2020 is the year I decided to cut back on empty brain calories. That’s right, I swore off the mindless junk from social media. Because we are all likely to conduct more and more doomscrolling as the election nears and 2020 continues its infamy, I urge you to stop ingesting digital junk, and start reading a book.
To say that this has been a stressful year is a gross understatement. Much has been written about how ill-prepared we were to confront the pandemic and cope with the change and stress it has brought to our lives. Many of us are settling into our eighth month of quarantine even as our social and political worlds change. I believe our focus in navigating the pandemic may have caused us to miss an opportunity to wrest control back over our mental health.
There has been a lot of discussion about how technology—for all its benefits including keeping us connected amid a time of social distancing—played its part in contributing to our confusion with cognitive overload and misinformation. Starved for time and with limited mental energy, we are endlessly scrolling, constantly searching for ways to fill the micro-moments in our busy lives or distract ourselves from things unfolding outside our doors. Keep reading Padmasree Warrior’s article over at Fortune.
Reading fiction and reading minds: the role of simulation in the default network (Social Cognitive and Affective Neuroscience):

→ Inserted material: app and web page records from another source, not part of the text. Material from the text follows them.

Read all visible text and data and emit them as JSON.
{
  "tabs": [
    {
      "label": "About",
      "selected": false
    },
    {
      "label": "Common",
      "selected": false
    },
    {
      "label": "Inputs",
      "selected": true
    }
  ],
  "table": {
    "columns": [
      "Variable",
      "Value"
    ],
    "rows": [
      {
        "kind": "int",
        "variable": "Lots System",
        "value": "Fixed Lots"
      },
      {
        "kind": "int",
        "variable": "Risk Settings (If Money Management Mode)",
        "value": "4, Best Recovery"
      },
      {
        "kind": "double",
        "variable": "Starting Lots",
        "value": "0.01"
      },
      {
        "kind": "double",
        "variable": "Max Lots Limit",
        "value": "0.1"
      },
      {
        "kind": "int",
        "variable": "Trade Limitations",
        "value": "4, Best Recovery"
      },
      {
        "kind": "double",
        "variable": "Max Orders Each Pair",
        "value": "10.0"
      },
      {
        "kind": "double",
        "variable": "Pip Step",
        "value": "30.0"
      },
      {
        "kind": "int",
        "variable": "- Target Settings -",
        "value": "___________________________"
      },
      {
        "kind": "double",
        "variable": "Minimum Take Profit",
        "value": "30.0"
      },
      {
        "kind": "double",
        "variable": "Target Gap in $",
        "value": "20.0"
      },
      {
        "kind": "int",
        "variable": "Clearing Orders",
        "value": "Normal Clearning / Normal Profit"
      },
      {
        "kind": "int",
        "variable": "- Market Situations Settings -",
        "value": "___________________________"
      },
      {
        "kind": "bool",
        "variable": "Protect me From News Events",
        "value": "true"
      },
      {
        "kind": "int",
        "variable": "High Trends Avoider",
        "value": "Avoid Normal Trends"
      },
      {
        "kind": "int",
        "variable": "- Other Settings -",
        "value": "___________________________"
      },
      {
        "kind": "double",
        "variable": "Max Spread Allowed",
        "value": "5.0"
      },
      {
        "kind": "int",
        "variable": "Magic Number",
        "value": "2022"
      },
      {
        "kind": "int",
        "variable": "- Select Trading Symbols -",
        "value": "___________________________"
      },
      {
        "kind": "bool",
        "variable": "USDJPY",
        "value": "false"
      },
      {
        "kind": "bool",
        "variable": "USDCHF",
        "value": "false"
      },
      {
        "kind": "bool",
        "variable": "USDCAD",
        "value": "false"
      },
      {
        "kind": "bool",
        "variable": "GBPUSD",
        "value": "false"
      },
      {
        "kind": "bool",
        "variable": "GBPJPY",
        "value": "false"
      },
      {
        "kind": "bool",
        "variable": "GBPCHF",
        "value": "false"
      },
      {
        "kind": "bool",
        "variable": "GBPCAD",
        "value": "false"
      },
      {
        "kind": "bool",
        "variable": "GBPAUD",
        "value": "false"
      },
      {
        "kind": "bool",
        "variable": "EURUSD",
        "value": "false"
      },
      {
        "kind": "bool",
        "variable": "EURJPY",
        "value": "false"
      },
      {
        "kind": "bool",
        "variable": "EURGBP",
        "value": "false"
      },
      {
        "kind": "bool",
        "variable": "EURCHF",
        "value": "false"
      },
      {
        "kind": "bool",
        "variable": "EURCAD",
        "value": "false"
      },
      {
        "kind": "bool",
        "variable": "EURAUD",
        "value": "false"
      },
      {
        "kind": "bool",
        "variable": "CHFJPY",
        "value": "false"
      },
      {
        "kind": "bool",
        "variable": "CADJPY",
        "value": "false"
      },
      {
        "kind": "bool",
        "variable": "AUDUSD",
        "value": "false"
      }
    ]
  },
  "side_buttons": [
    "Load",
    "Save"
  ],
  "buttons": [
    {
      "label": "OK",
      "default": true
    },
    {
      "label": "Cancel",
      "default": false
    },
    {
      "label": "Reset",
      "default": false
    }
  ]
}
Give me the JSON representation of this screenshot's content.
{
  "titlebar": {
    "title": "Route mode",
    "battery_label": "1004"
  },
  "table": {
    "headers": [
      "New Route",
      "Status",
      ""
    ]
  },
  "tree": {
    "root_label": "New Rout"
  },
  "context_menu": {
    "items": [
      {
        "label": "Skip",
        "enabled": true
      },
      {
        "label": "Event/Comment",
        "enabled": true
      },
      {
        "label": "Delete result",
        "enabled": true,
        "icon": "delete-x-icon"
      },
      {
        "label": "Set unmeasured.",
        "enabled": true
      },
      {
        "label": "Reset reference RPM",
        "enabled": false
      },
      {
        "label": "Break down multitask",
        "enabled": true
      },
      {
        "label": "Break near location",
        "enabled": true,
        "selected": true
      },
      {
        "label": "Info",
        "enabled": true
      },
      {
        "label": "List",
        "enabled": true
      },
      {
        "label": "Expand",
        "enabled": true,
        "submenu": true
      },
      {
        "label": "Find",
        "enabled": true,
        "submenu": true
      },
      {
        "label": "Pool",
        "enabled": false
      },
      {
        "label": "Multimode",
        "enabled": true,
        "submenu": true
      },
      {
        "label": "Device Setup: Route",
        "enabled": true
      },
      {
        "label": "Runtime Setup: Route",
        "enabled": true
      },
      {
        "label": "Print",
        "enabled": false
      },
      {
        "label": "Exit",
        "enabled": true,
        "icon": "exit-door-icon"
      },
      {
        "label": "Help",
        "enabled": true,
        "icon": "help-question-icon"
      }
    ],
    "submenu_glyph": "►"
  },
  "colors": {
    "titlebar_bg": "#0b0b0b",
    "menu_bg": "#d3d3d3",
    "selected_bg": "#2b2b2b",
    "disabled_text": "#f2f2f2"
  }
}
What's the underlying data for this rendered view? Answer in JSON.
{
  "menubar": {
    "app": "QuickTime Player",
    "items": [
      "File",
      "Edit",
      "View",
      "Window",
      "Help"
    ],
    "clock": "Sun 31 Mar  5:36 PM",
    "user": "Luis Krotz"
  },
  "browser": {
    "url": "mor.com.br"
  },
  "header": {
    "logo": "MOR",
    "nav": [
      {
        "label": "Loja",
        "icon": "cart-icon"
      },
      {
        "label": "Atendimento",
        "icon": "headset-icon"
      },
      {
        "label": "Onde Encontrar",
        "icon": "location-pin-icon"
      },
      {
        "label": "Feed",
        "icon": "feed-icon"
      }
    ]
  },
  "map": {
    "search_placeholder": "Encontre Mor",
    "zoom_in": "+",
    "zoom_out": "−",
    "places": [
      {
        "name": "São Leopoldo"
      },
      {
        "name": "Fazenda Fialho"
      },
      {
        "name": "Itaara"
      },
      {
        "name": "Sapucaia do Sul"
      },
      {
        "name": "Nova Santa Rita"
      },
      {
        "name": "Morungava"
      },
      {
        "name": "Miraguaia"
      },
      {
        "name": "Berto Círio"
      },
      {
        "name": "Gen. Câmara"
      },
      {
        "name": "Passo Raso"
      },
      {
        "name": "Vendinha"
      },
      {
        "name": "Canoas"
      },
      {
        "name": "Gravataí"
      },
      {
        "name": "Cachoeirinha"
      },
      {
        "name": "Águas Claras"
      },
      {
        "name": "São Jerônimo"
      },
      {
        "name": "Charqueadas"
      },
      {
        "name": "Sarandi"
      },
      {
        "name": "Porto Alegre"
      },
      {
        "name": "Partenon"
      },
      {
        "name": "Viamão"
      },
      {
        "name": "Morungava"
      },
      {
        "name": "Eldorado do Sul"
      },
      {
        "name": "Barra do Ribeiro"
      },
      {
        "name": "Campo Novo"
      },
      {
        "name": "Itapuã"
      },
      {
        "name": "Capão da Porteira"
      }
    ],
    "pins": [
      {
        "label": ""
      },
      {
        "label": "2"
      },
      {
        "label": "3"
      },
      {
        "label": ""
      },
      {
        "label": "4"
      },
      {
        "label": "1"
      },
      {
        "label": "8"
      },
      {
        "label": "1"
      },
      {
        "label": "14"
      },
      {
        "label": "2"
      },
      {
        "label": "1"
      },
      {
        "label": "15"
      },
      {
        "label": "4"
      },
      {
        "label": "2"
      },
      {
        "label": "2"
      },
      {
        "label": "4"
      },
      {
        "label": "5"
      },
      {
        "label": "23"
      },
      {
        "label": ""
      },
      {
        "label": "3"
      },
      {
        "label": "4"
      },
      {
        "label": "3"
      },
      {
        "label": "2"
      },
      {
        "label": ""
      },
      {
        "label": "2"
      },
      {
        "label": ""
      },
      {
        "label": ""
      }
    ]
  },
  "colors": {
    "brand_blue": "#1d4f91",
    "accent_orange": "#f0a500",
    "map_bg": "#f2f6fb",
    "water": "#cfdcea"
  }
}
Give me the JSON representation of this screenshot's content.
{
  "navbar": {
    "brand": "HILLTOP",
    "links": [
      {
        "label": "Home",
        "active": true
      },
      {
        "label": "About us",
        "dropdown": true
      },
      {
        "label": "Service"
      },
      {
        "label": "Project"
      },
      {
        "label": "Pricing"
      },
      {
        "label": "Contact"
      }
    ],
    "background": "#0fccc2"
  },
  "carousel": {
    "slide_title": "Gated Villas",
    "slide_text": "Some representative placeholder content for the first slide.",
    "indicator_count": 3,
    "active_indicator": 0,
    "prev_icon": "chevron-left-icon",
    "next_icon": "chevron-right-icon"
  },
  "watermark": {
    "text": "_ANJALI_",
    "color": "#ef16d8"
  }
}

- Abstract: Research in psychology has suggested that reading fiction can improve individuals’ social-cognitive abilities. Findings from neuroscience show that reading and social cognition both recruit the default network, a network which is known to support our capacity to simulate hypothetical scenes, spaces and mental states. The current research tests the hypothesis that fiction reading enhances social cognition because it serves to exercise the default subnetwork involved in theory of mind. While undergoing functional neuroimaging, participants read literary passages that differed along two dimensions: (i) vivid vs abstract and (ii) social vs non-social. Analyses revealed distinct subnetworks of the default network respond to the two dimensions of interest: the medial temporal lobe subnetwork responded preferentially to vivid passages, with or without social content; the dorsomedial prefrontal cortex (dmPFC) subnetwork responded preferentially to passages with social and abstract content. Analyses also demonstrated that participants who read fiction most often also showed the strongest social cognition performance. Finally, mediation analysis showed that activity in the dmPFC subnetwork in response to the social content mediated this relation, suggesting that the simulation of social content in fiction plays a role in fiction’s ability to enhance readers’ social cognition.